What is being asked>
Which lines in the data below contain the string "Find"? Show each one.

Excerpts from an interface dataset
++++++++++++++++++++
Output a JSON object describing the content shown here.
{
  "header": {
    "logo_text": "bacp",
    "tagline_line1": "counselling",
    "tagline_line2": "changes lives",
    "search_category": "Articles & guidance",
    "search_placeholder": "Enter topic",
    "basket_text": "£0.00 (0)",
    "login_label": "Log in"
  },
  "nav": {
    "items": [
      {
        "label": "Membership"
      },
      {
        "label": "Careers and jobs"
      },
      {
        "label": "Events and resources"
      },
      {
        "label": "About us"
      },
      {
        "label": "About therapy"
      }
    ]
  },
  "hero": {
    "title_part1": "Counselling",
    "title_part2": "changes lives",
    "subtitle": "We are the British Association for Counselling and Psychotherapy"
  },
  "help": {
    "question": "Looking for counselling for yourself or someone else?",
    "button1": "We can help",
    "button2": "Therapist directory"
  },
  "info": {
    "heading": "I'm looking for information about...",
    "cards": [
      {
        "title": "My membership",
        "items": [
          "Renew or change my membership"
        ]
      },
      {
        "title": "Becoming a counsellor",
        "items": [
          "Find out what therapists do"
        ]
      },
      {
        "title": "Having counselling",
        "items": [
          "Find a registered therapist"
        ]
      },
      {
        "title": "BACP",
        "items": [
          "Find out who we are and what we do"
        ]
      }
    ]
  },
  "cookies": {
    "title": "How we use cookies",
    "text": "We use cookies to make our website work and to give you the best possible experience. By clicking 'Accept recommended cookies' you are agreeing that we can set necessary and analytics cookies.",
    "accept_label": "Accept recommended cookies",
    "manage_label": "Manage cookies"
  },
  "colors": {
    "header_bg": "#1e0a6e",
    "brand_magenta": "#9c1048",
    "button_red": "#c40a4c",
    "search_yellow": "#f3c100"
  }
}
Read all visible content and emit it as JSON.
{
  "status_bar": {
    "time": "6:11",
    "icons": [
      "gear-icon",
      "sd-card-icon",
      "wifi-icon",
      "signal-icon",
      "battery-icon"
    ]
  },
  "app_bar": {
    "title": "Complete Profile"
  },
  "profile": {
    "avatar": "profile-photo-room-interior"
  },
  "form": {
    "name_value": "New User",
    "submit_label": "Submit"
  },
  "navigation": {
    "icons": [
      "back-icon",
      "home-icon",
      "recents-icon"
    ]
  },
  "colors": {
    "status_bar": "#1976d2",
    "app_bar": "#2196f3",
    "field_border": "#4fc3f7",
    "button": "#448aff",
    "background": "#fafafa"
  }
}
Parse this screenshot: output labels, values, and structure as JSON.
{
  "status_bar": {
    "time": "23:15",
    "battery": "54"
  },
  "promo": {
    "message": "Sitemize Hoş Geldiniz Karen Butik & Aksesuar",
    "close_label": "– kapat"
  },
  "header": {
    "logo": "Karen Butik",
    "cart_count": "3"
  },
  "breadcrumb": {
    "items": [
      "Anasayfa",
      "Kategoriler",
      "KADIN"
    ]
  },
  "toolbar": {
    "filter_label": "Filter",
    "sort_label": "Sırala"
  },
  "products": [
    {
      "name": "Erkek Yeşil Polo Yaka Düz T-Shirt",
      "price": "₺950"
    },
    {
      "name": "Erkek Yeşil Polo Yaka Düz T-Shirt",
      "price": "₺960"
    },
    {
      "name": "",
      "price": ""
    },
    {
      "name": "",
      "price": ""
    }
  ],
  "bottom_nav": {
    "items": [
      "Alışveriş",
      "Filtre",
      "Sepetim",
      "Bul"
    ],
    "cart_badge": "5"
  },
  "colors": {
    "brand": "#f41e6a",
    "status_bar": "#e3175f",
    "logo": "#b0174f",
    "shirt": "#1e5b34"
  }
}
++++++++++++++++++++
Response for this exercise>
          "Find out what therapists do"
          "Find a registered therapist"
          "Find out who we are and what we do"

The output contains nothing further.